EXERCISE BRIEF
Output all entries exactly; images excluded.

Stored data
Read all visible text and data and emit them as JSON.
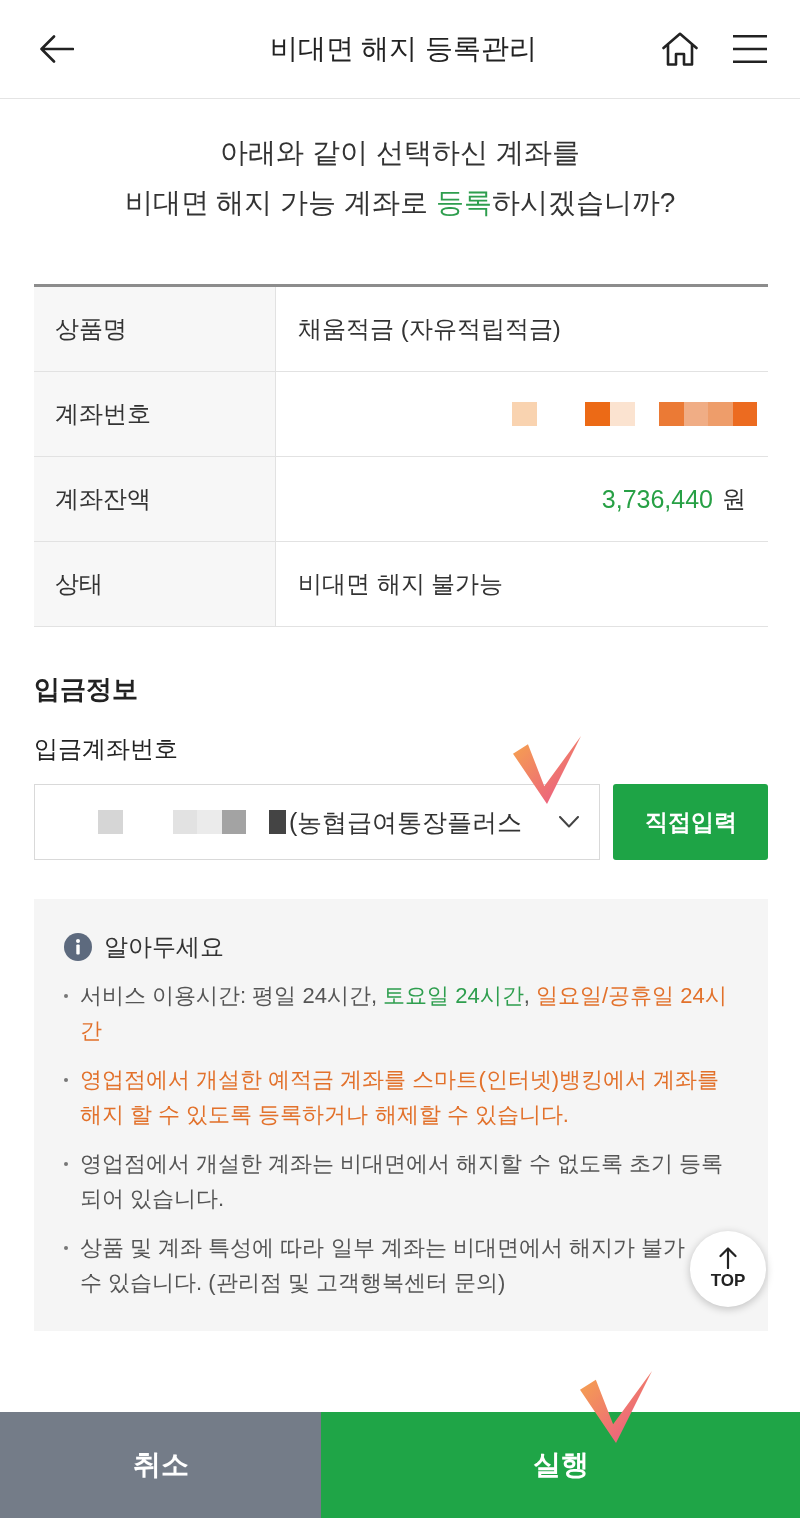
{
  "header": {
    "title": "비대면 해지 등록관리"
  },
  "question": {
    "segments": [
      {
        "text": "아래와 같이 선택하신 계좌를\n비대면 해지 가능 계좌로 ",
        "color": "#333333"
      },
      {
        "text": "등록",
        "color": "#2e9e4e"
      },
      {
        "text": "하시겠습니까?",
        "color": "#333333"
      }
    ]
  },
  "account_table": {
    "rows": [
      {
        "label": "상품명",
        "kind": "text",
        "value": "채움적금 (자유적립적금)"
      },
      {
        "label": "계좌번호",
        "kind": "masked"
      },
      {
        "label": "계좌잔액",
        "kind": "amount",
        "value": "3,736,440",
        "unit": "원"
      },
      {
        "label": "상태",
        "kind": "text",
        "value": "비대면 해지 불가능"
      }
    ]
  },
  "deposit": {
    "section_title": "입금정보",
    "field_label": "입금계좌번호",
    "select": {
      "value": "(농협급여통장플러스"
    },
    "button": "직접입력"
  },
  "notice": {
    "title": "알아두세요",
    "items": [
      {
        "segments": [
          {
            "text": "서비스 이용시간: 평일 24시간, ",
            "color": "#555555"
          },
          {
            "text": "토요일 24시간",
            "color": "#2e9e4e"
          },
          {
            "text": ", ",
            "color": "#555555"
          },
          {
            "text": "일요일/공휴일 24시간",
            "color": "#e2712b"
          }
        ]
      },
      {
        "segments": [
          {
            "text": "영업점에서 개설한 예적금 계좌를 스마트(인터넷)뱅킹에서 계좌를 해지 할 수 있도록 등록하거나 해제할 수 있습니다.",
            "color": "#e2712b"
          }
        ]
      },
      {
        "segments": [
          {
            "text": "영업점에서 개설한 계좌는 비대면에서 해지할 수 없도록 초기 등록 되어 있습니다.",
            "color": "#555555"
          }
        ]
      },
      {
        "segments": [
          {
            "text": "상품 및 계좌 특성에 따라 일부 계좌는 비대면에서 해지가 불가\n수 있습니다. (관리점 및 고객행복센터 문의)",
            "color": "#555555"
          }
        ]
      }
    ]
  },
  "top_button": {
    "label": "TOP"
  },
  "actions": [
    {
      "label": "취소",
      "kind": "cancel"
    },
    {
      "label": "실행",
      "kind": "primary"
    }
  ]
}
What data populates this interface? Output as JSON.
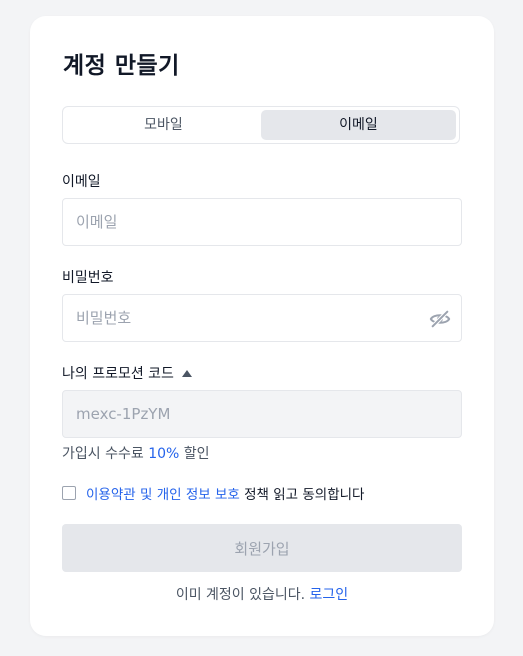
{
  "page": {
    "title": "계정 만들기"
  },
  "tabs": [
    {
      "label": "모바일",
      "active": false
    },
    {
      "label": "이메일",
      "active": true
    }
  ],
  "email": {
    "label": "이메일",
    "placeholder": "이메일",
    "value": ""
  },
  "password": {
    "label": "비밀번호",
    "placeholder": "비밀번호",
    "value": "",
    "toggle_icon": "eye-off-icon"
  },
  "promo": {
    "label": "나의 프로모션 코드",
    "toggle_icon": "caret-up-icon",
    "value": "mexc-1PzYM",
    "fee_prefix": "가입시 수수료 ",
    "fee_value": "10%",
    "fee_suffix": " 할인"
  },
  "agreement": {
    "checked": false,
    "terms_link": "이용약관",
    "and_text": " 및 ",
    "privacy_link": "개인 정보 보호",
    "suffix": " 정책 읽고 동의합니다"
  },
  "submit": {
    "label": "회원가입"
  },
  "login": {
    "prompt": "이미 계정이 있습니다. ",
    "link": "로그인"
  },
  "colors": {
    "background": "#f3f4f6",
    "card": "#ffffff",
    "accent": "#2563eb",
    "disabled_button": "#e5e7eb"
  }
}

YOUR RESPONSE
Read all visible text and data and emit them as JSON.
{
  "header": {
    "title": "비대면 해지 등록관리"
  },
  "question": {
    "segments": [
      {
        "text": "아래와 같이 선택하신 계좌를\n비대면 해지 가능 계좌로 ",
        "color": "#333333"
      },
      {
        "text": "등록",
        "color": "#2e9e4e"
      },
      {
        "text": "하시겠습니까?",
        "color": "#333333"
      }
    ]
  },
  "account_table": {
    "rows": [
      {
        "label": "상품명",
        "kind": "text",
        "value": "채움적금 (자유적립적금)"
      },
      {
        "label": "계좌번호",
        "kind": "masked"
      },
      {
        "label": "계좌잔액",
        "kind": "amount",
        "value": "3,736,440",
        "unit": "원"
      },
      {
        "label": "상태",
        "kind": "text",
        "value": "비대면 해지 불가능"
      }
    ]
  },
  "deposit": {
    "section_title": "입금정보",
    "field_label": "입금계좌번호",
    "select": {
      "value": "(농협급여통장플러스"
    },
    "button": "직접입력"
  },
  "notice": {
    "title": "알아두세요",
    "items": [
      {
        "segments": [
          {
            "text": "서비스 이용시간: 평일 24시간, ",
            "color": "#555555"
          },
          {
            "text": "토요일 24시간",
            "color": "#2e9e4e"
          },
          {
            "text": ", ",
            "color": "#555555"
          },
          {
            "text": "일요일/공휴일 24시간",
            "color": "#e2712b"
          }
        ]
      },
      {
        "segments": [
          {
            "text": "영업점에서 개설한 예적금 계좌를 스마트(인터넷)뱅킹에서 계좌를 해지 할 수 있도록 등록하거나 해제할 수 있습니다.",
            "color": "#e2712b"
          }
        ]
      },
      {
        "segments": [
          {
            "text": "영업점에서 개설한 계좌는 비대면에서 해지할 수 없도록 초기 등록 되어 있습니다.",
            "color": "#555555"
          }
        ]
      },
      {
        "segments": [
          {
            "text": "상품 및 계좌 특성에 따라 일부 계좌는 비대면에서 해지가 불가\n수 있습니다. (관리점 및 고객행복센터 문의)",
            "color": "#555555"
          }
        ]
      }
    ]
  },
  "top_button": {
    "label": "TOP"
  },
  "actions": [
    {
      "label": "취소",
      "kind": "cancel"
    },
    {
      "label": "실행",
      "kind": "primary"
    }
  ]
}
What data populates this interface? Output as JSON.
{
  "page": {
    "title": "계정 만들기"
  },
  "tabs": [
    {
      "label": "모바일",
      "active": false
    },
    {
      "label": "이메일",
      "active": true
    }
  ],
  "email": {
    "label": "이메일",
    "placeholder": "이메일",
    "value": ""
  },
  "password": {
    "label": "비밀번호",
    "placeholder": "비밀번호",
    "value": "",
    "toggle_icon": "eye-off-icon"
  },
  "promo": {
    "label": "나의 프로모션 코드",
    "toggle_icon": "caret-up-icon",
    "value": "mexc-1PzYM",
    "fee_prefix": "가입시 수수료 ",
    "fee_value": "10%",
    "fee_suffix": " 할인"
  },
  "agreement": {
    "checked": false,
    "terms_link": "이용약관",
    "and_text": " 및 ",
    "privacy_link": "개인 정보 보호",
    "suffix": " 정책 읽고 동의합니다"
  },
  "submit": {
    "label": "회원가입"
  },
  "login": {
    "prompt": "이미 계정이 있습니다. ",
    "link": "로그인"
  },
  "colors": {
    "background": "#f3f4f6",
    "card": "#ffffff",
    "accent": "#2563eb",
    "disabled_button": "#e5e7eb"
  }
}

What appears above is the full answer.